• Your objective: Look through the data below and, wherever a line carries the word "Fullwidth", please copy that line.

• Material provided:
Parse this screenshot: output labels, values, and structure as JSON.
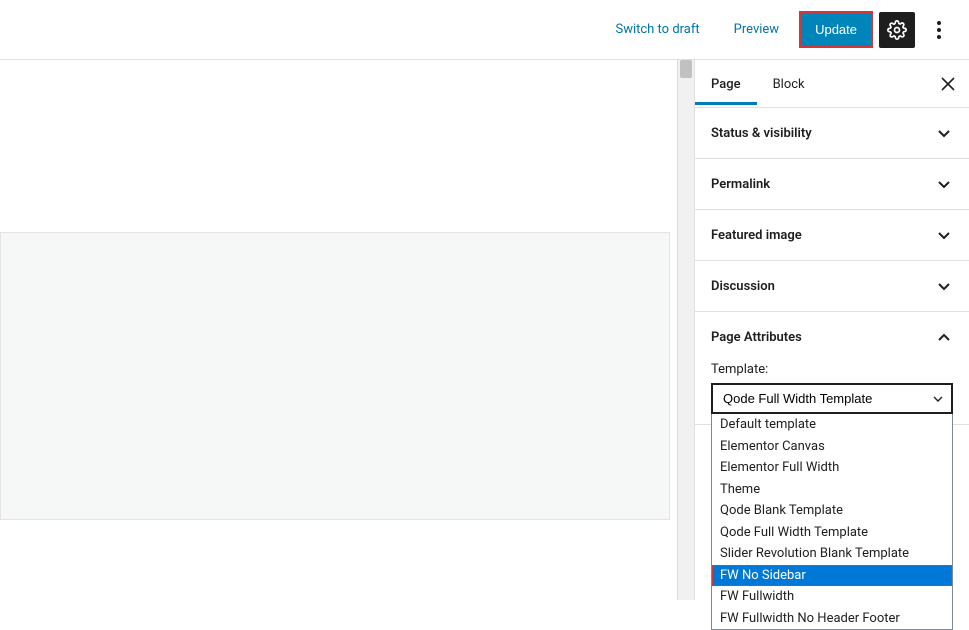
{
  "toolbar": {
    "switch_draft": "Switch to draft",
    "preview": "Preview",
    "update": "Update"
  },
  "tabs": {
    "page": "Page",
    "block": "Block"
  },
  "panels": {
    "status": "Status & visibility",
    "permalink": "Permalink",
    "featured_image": "Featured image",
    "discussion": "Discussion",
    "page_attributes": "Page Attributes"
  },
  "template": {
    "label": "Template:",
    "selected": "Qode Full Width Template",
    "options": [
      "Default template",
      "Elementor Canvas",
      "Elementor Full Width",
      "Theme",
      "Qode Blank Template",
      "Qode Full Width Template",
      "Slider Revolution Blank Template",
      "FW No Sidebar",
      "FW Fullwidth",
      "FW Fullwidth No Header Footer"
    ],
    "highlighted": "FW No Sidebar"
  }
}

• Response below:
      "FW Fullwidth",
      "FW Fullwidth No Header Footer"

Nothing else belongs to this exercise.